Supplied entries Block Start

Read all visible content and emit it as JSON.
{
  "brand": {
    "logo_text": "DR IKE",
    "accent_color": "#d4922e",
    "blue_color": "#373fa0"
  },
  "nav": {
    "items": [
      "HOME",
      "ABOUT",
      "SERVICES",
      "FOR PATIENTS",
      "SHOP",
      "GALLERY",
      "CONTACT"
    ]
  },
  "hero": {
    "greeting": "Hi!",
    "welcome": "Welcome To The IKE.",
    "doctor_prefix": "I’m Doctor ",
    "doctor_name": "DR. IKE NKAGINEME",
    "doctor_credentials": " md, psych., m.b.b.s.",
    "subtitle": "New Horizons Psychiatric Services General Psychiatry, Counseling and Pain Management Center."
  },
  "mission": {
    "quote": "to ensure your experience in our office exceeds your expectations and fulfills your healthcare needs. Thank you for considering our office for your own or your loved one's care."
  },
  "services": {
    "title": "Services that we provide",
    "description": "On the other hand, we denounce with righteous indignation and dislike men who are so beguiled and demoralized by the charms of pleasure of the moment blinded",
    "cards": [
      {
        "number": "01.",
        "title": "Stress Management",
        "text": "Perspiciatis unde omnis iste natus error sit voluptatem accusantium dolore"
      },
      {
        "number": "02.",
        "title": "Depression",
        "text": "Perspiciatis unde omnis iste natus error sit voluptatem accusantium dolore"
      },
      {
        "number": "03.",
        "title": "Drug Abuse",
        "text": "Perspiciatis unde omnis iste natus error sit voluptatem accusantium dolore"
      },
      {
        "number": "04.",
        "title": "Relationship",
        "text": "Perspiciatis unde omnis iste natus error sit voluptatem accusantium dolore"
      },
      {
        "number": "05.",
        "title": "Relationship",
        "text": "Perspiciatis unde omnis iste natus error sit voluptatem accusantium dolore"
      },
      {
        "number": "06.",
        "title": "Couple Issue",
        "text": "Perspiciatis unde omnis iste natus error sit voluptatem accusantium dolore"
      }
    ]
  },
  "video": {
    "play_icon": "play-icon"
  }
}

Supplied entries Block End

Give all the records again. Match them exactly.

Read all visible content and emit it as JSON.
{
  "brand": {
    "logo_text": "DR IKE",
    "accent_color": "#d4922e",
    "blue_color": "#373fa0"
  },
  "nav": {
    "items": [
      "HOME",
      "ABOUT",
      "SERVICES",
      "FOR PATIENTS",
      "SHOP",
      "GALLERY",
      "CONTACT"
    ]
  },
  "hero": {
    "greeting": "Hi!",
    "welcome": "Welcome To The IKE.",
    "doctor_prefix": "I’m Doctor ",
    "doctor_name": "DR. IKE NKAGINEME",
    "doctor_credentials": " md, psych., m.b.b.s.",
    "subtitle": "New Horizons Psychiatric Services General Psychiatry, Counseling and Pain Management Center."
  },
  "mission": {
    "quote": "to ensure your experience in our office exceeds your expectations and fulfills your healthcare needs. Thank you for considering our office for your own or your loved one's care."
  },
  "services": {
    "title": "Services that we provide",
    "description": "On the other hand, we denounce with righteous indignation and dislike men who are so beguiled and demoralized by the charms of pleasure of the moment blinded",
    "cards": [
      {
        "number": "01.",
        "title": "Stress Management",
        "text": "Perspiciatis unde omnis iste natus error sit voluptatem accusantium dolore"
      },
      {
        "number": "02.",
        "title": "Depression",
        "text": "Perspiciatis unde omnis iste natus error sit voluptatem accusantium dolore"
      },
      {
        "number": "03.",
        "title": "Drug Abuse",
        "text": "Perspiciatis unde omnis iste natus error sit voluptatem accusantium dolore"
      },
      {
        "number": "04.",
        "title": "Relationship",
        "text": "Perspiciatis unde omnis iste natus error sit voluptatem accusantium dolore"
      },
      {
        "number": "05.",
        "title": "Relationship",
        "text": "Perspiciatis unde omnis iste natus error sit voluptatem accusantium dolore"
      },
      {
        "number": "06.",
        "title": "Couple Issue",
        "text": "Perspiciatis unde omnis iste natus error sit voluptatem accusantium dolore"
      }
    ]
  },
  "video": {
    "play_icon": "play-icon"
  }
}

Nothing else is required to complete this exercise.